Brazing is defined as a process of joining similar or dissimilar metals in which molten filler metal is drawn by capillary action into the space between closely adjacent surfaces of the parts to be joined.
In general, the melting point of the filler metal lies above 500C but below the melting point of the parent metals being joined. The brazing alloy is often called spelter and can be plain brass (50% copper and 50% zinc). Increasing of the zinc content decreases the melting point of the spelter. Borax is used as a flux for brazing.
Brazing alloys containing phosphorus are referred as ‘self-fluxing brazing alloys’. These alloys contain silver, phosphorus and copper or copper and phosphorus. These alloys are very much in use for manufacturing refrigerator and electrical assemblies etc.
Applications of Brazing
There are various applications of brazing. Some of these are given below:
(a) Brazing is used for fastening of pipe fittings, tanks, carbide tips on tools, radiators, heat exchangers, electrical parts, axles, etc.

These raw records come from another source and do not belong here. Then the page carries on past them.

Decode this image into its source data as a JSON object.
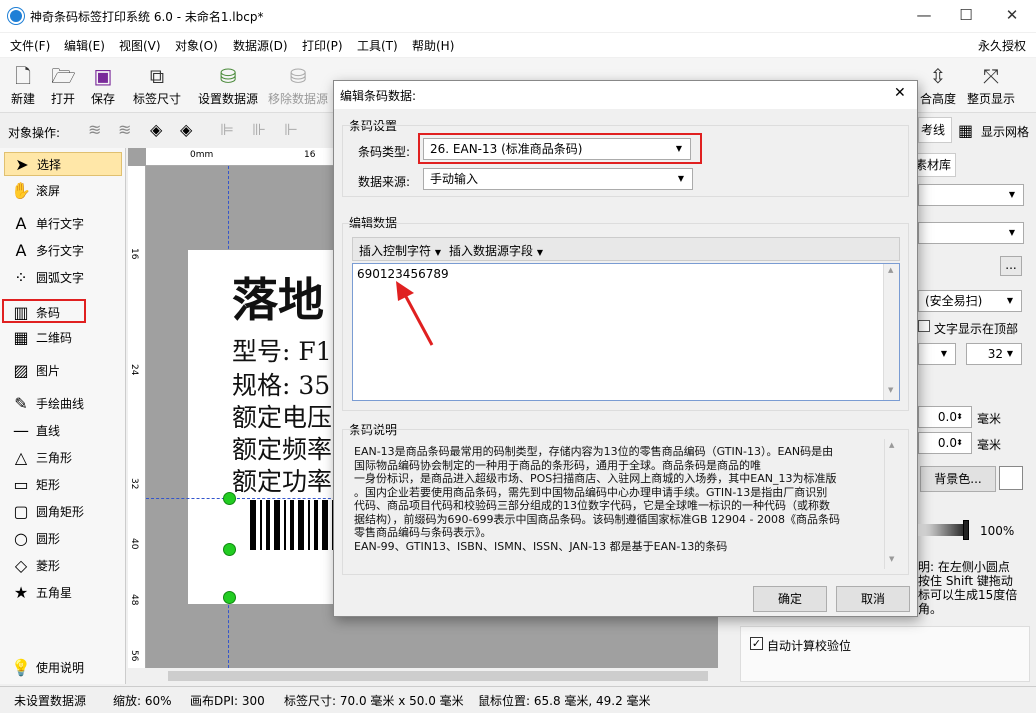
{
  "window": {
    "title": "神奇条码标签打印系统 6.0 - 未命名1.lbcp*",
    "minimize": "—",
    "maximize": "☐",
    "close": "✕"
  },
  "menu": [
    "文件(F)",
    "编辑(E)",
    "视图(V)",
    "对象(O)",
    "数据源(D)",
    "打印(P)",
    "工具(T)",
    "帮助(H)"
  ],
  "menu_right": "永久授权",
  "toolbar": [
    {
      "label": "新建",
      "icon": "new-file-icon"
    },
    {
      "label": "打开",
      "icon": "open-folder-icon"
    },
    {
      "label": "保存",
      "icon": "save-icon"
    },
    {
      "label": "标签尺寸",
      "icon": "label-size-icon"
    },
    {
      "label": "设置数据源",
      "icon": "database-icon"
    },
    {
      "label": "移除数据源",
      "icon": "database-remove-icon"
    }
  ],
  "toolbar_right": [
    {
      "label": "合高度",
      "icon": "fit-height-icon"
    },
    {
      "label": "整页显示",
      "icon": "full-page-icon"
    }
  ],
  "objbar": {
    "label": "对象操作:",
    "ref_line": "考线",
    "show_grid": "显示网格",
    "material_tab": "素材库"
  },
  "tools": [
    {
      "label": "选择",
      "icon": "arrow-cursor-icon",
      "glyph": "➤",
      "selected": true
    },
    {
      "label": "滚屏",
      "icon": "hand-icon",
      "glyph": "✋"
    },
    {
      "label": "单行文字",
      "icon": "single-text-icon",
      "glyph": "A"
    },
    {
      "label": "多行文字",
      "icon": "multi-text-icon",
      "glyph": "A"
    },
    {
      "label": "圆弧文字",
      "icon": "arc-text-icon",
      "glyph": "⁘"
    },
    {
      "label": "条码",
      "icon": "barcode-icon",
      "glyph": "▥",
      "highlighted": true
    },
    {
      "label": "二维码",
      "icon": "qrcode-icon",
      "glyph": "▦"
    },
    {
      "label": "图片",
      "icon": "picture-icon",
      "glyph": "▨"
    },
    {
      "label": "手绘曲线",
      "icon": "pen-icon",
      "glyph": "✎"
    },
    {
      "label": "直线",
      "icon": "line-icon",
      "glyph": "—"
    },
    {
      "label": "三角形",
      "icon": "triangle-icon",
      "glyph": "△"
    },
    {
      "label": "矩形",
      "icon": "rectangle-icon",
      "glyph": "▭"
    },
    {
      "label": "圆角矩形",
      "icon": "rounded-rect-icon",
      "glyph": "▢"
    },
    {
      "label": "圆形",
      "icon": "circle-icon",
      "glyph": "○"
    },
    {
      "label": "菱形",
      "icon": "diamond-icon",
      "glyph": "◇"
    },
    {
      "label": "五角星",
      "icon": "star-icon",
      "glyph": "★"
    },
    {
      "label": "使用说明",
      "icon": "lightbulb-icon",
      "glyph": "💡"
    }
  ],
  "ruler": {
    "h": [
      "0mm",
      "16"
    ],
    "v": [
      "16",
      "24",
      "32",
      "40",
      "48",
      "56"
    ]
  },
  "label": {
    "line1": "落地",
    "line2": "型号: F1",
    "line3": "规格: 35",
    "line4": "额定电压",
    "line5": "额定频率",
    "line6": "额定功率"
  },
  "right": {
    "safe_select": "(安全易扫)",
    "text_top": "文字显示在顶部",
    "size_value": "32",
    "x_val": "0.0",
    "y_val": "0.0",
    "unit": "毫米",
    "bg_color": "背景色...",
    "opacity": "100%",
    "help": [
      "明: 在左侧小圆点",
      "按住 Shift 键拖动",
      "标可以生成15度倍",
      "角。"
    ],
    "auto_check": "自动计算校验位"
  },
  "dialog": {
    "title": "编辑条码数据:",
    "close": "✕",
    "settings_group": "条码设置",
    "type_label": "条码类型:",
    "type_value": "26.  EAN-13 (标准商品条码)",
    "source_label": "数据来源:",
    "source_value": "手动输入",
    "edit_group": "编辑数据",
    "insert_ctrl": "插入控制字符",
    "insert_field": "插入数据源字段",
    "data_value": "690123456789",
    "desc_group": "条码说明",
    "desc_lines": [
      "EAN-13是商品条码最常用的码制类型，存储内容为13位的零售商品编码（GTIN-13）。EAN码是由",
      "国际物品编码协会制定的一种用于商品的条形码，通用于全球。商品条码是商品的唯",
      "一身份标识，是商品进入超级市场、POS扫描商店、入驻网上商城的入场券，其中EAN_13为标准版",
      "。国内企业若要使用商品条码，需先到中国物品编码中心办理申请手续。GTIN-13是指由厂商识别",
      "代码、商品项目代码和校验码三部分组成的13位数字代码，它是全球唯一标识的一种代码（或称数",
      "据结构），前缀码为690-699表示中国商品条码。该码制遵循国家标准GB 12904 - 2008《商品条码",
      "零售商品编码与条码表示》。",
      "EAN-99、GTIN13、ISBN、ISMN、ISSN、JAN-13 都是基于EAN-13的条码"
    ],
    "ok": "确定",
    "cancel": "取消"
  },
  "status": {
    "datasource": "未设置数据源",
    "zoom": "缩放: 60%",
    "dpi": "画布DPI: 300",
    "size": "标签尺寸: 70.0 毫米 x 50.0 毫米",
    "mouse": "鼠标位置: 65.8 毫米, 49.2 毫米"
  },
  "colors": {
    "accent": "#1e7fd6",
    "highlight": "#e02020",
    "selected_tool": "#ffe7a8",
    "handle": "#22cc22"
  }
}
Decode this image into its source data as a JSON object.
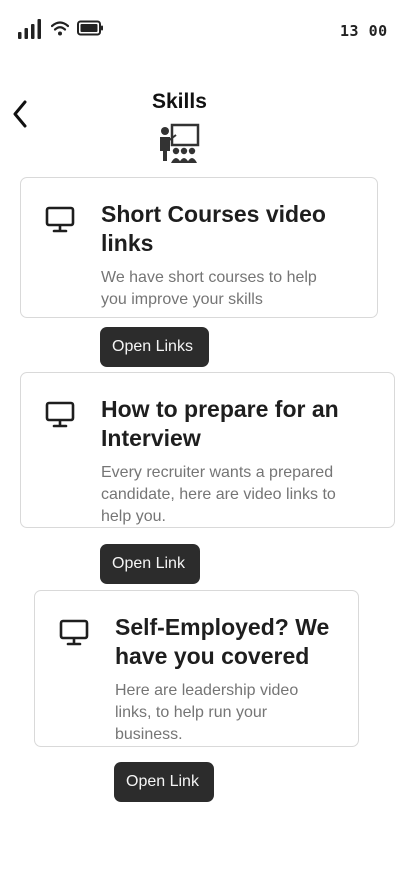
{
  "status_bar": {
    "time": "13 00"
  },
  "header": {
    "title": "Skills"
  },
  "cards": [
    {
      "title": "Short Courses video links",
      "description": "We have short courses to help you improve your skills",
      "button_label": "Open Links"
    },
    {
      "title": "How to prepare for an Interview",
      "description": "Every recruiter wants a prepared candidate, here are video links to help you.",
      "button_label": "Open Link"
    },
    {
      "title": "Self-Employed? We have you covered",
      "description": "Here are leadership video links, to help run your business.",
      "button_label": "Open Link"
    }
  ],
  "colors": {
    "button_bg": "#2c2c2c",
    "card_border": "#d9d9d9",
    "description_text": "#757575"
  }
}
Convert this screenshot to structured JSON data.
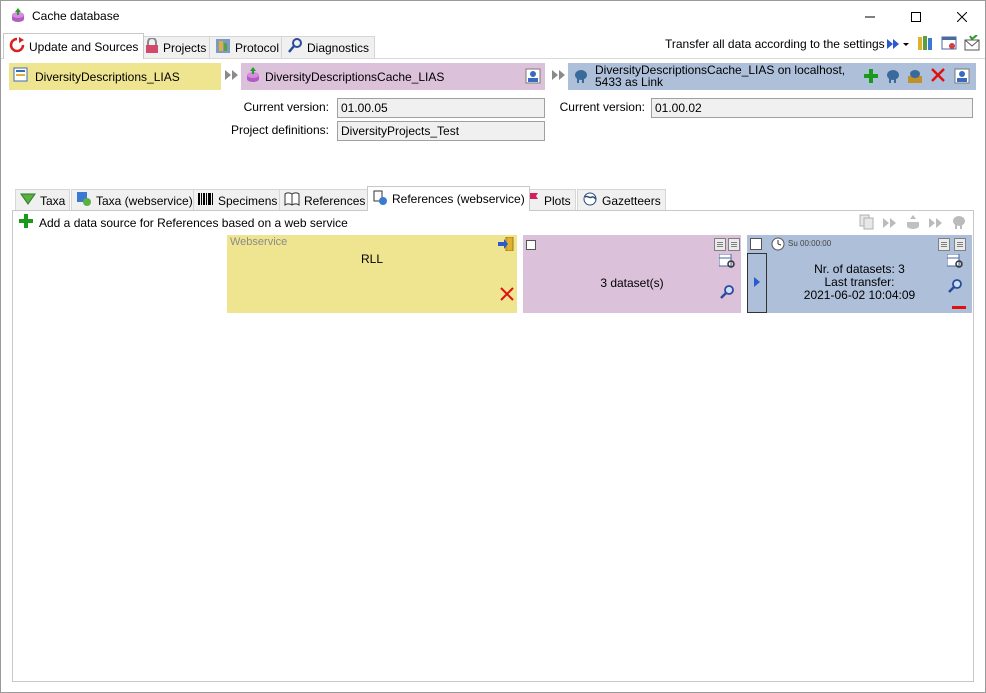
{
  "window": {
    "title": "Cache database"
  },
  "main_tabs": [
    {
      "label": "Update and Sources",
      "icon": "refresh-icon",
      "active": true
    },
    {
      "label": "Projects",
      "icon": "lock-icon",
      "active": false
    },
    {
      "label": "Protocol",
      "icon": "protocol-icon",
      "active": false
    },
    {
      "label": "Diagnostics",
      "icon": "stethoscope-icon",
      "active": false
    }
  ],
  "toolbar": {
    "transfer_all_label": "Transfer all data according to the settings"
  },
  "source_db": {
    "name": "DiversityDescriptions_LIAS",
    "current_version_label": "Current version:",
    "current_version": "01.00.05",
    "project_definitions_label": "Project definitions:",
    "project_definitions": "DiversityProjects_Test"
  },
  "cache_db": {
    "name": "DiversityDescriptionsCache_LIAS"
  },
  "postgres_db": {
    "name": "DiversityDescriptionsCache_LIAS on localhost, 5433 as Link",
    "current_version_label": "Current version:",
    "current_version": "01.00.02"
  },
  "sub_tabs": [
    {
      "label": "Taxa",
      "icon": "taxa-icon",
      "active": false
    },
    {
      "label": "Taxa (webservice)",
      "icon": "taxa-webservice-icon",
      "active": false
    },
    {
      "label": "Specimens",
      "icon": "barcode-icon",
      "active": false
    },
    {
      "label": "References",
      "icon": "book-icon",
      "active": false
    },
    {
      "label": "References (webservice)",
      "icon": "references-webservice-icon",
      "active": true
    },
    {
      "label": "Plots",
      "icon": "plots-icon",
      "active": false
    },
    {
      "label": "Gazetteers",
      "icon": "globe-icon",
      "active": false
    }
  ],
  "references_ws": {
    "add_label": "Add a data source for References based on a web service",
    "webservice_caption": "Webservice",
    "webservice_name": "RLL",
    "cache_datasets": "3 dataset(s)",
    "schedule_label": "Su 00:00:00",
    "pg_nr_datasets": "Nr. of datasets: 3",
    "pg_last_transfer_label": "Last transfer:",
    "pg_last_transfer": "2021-06-02 10:04:09"
  },
  "colors": {
    "source_yellow": "#efe590",
    "cache_purple": "#dbc1da",
    "postgres_blue": "#aebfd9",
    "add_green": "#1a9a1a",
    "delete_red": "#e01010"
  }
}
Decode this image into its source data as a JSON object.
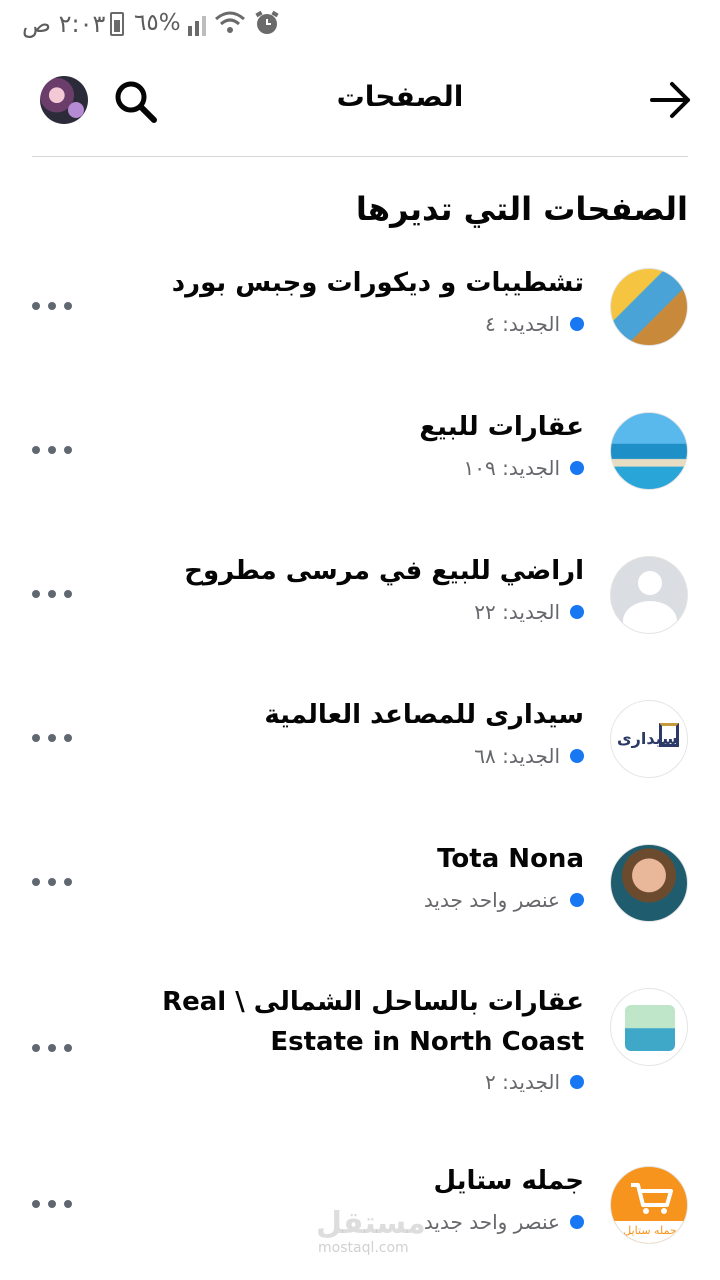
{
  "status_bar": {
    "time": "٢:٠٣ ص",
    "battery": "%٦٥"
  },
  "header": {
    "title": "الصفحات"
  },
  "section": {
    "title": "الصفحات التي تديرها"
  },
  "pages": [
    {
      "name": "تشطيبات و ديكورات وجبس بورد",
      "meta": "الجديد: ٤"
    },
    {
      "name": "عقارات للبيع",
      "meta": "الجديد: ١٠٩"
    },
    {
      "name": "اراضي للبيع في مرسى مطروح",
      "meta": "الجديد: ٢٢"
    },
    {
      "name": "سيدارى للمصاعد العالمية",
      "meta": "الجديد: ٦٨",
      "avatar_text": "سيدارى"
    },
    {
      "name": "Tota Nona",
      "meta": "عنصر واحد جديد"
    },
    {
      "name": "عقارات بالساحل الشمالى \\ Real Estate in North Coast",
      "meta": "الجديد: ٢"
    },
    {
      "name": "جمله ستايل",
      "meta": "عنصر واحد جديد",
      "avatar_text": "جمله ستايل"
    }
  ],
  "watermark": {
    "main": "مستقل",
    "sub": "mostaql.com"
  },
  "colors": {
    "accent_dot": "#1877f2",
    "text": "#050505",
    "meta": "#65676b"
  }
}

(b) It can join cast metals to wrought metals, dissimilar metals and also porous metal components.
(c) It is used to join band saws, parts of bicycle such as frame and rims.
Brazing Alloy: Composition and Melting Temperature
The brazing alloys are mainly of copper and zinc composition. The melting point of the alloy varies according to the percentage of copper and zinc. As the zinc percentage increases, melting point decreases.
Composition and Melting Temperature of Brazing Alloy
|Percentage (%)||Melting Temperature(0 C)|
Brazing Torch. A special torch is required for brazing. The usual type is supplied with main gas and air from a blower. It is fitted with adjustable taps for controlling the gas, air flow and mixture of gases.
Brazing Hearth. Brazing is best carried out in a hearth designed for the purpose. The hearth is made from steel lined with firebricks and has an electrically driven air blower mounted on it.
Brazing Lamp. Brazing lamp is also known as blowlamp. It is used to heat up the parts to be soldered and for heating the common soldering iron. These are most often applicable to soft soldering, but are sometimes used for brazing with hard solders having a relatively low melting point (e.g. silver solders). These are available in many sizes (e.g. 1 pint, 2 pints, 5 pints etc.) as per their container capacity and are operated on kerosene. The use of inappropriate fuel deteriorates the operation of a blowlamp. The normal working pressure is 20/30 lb. per sq. in. The container should be filled upto maximum ¾th of its capacity with clean kerosene to accommodate the air pressure.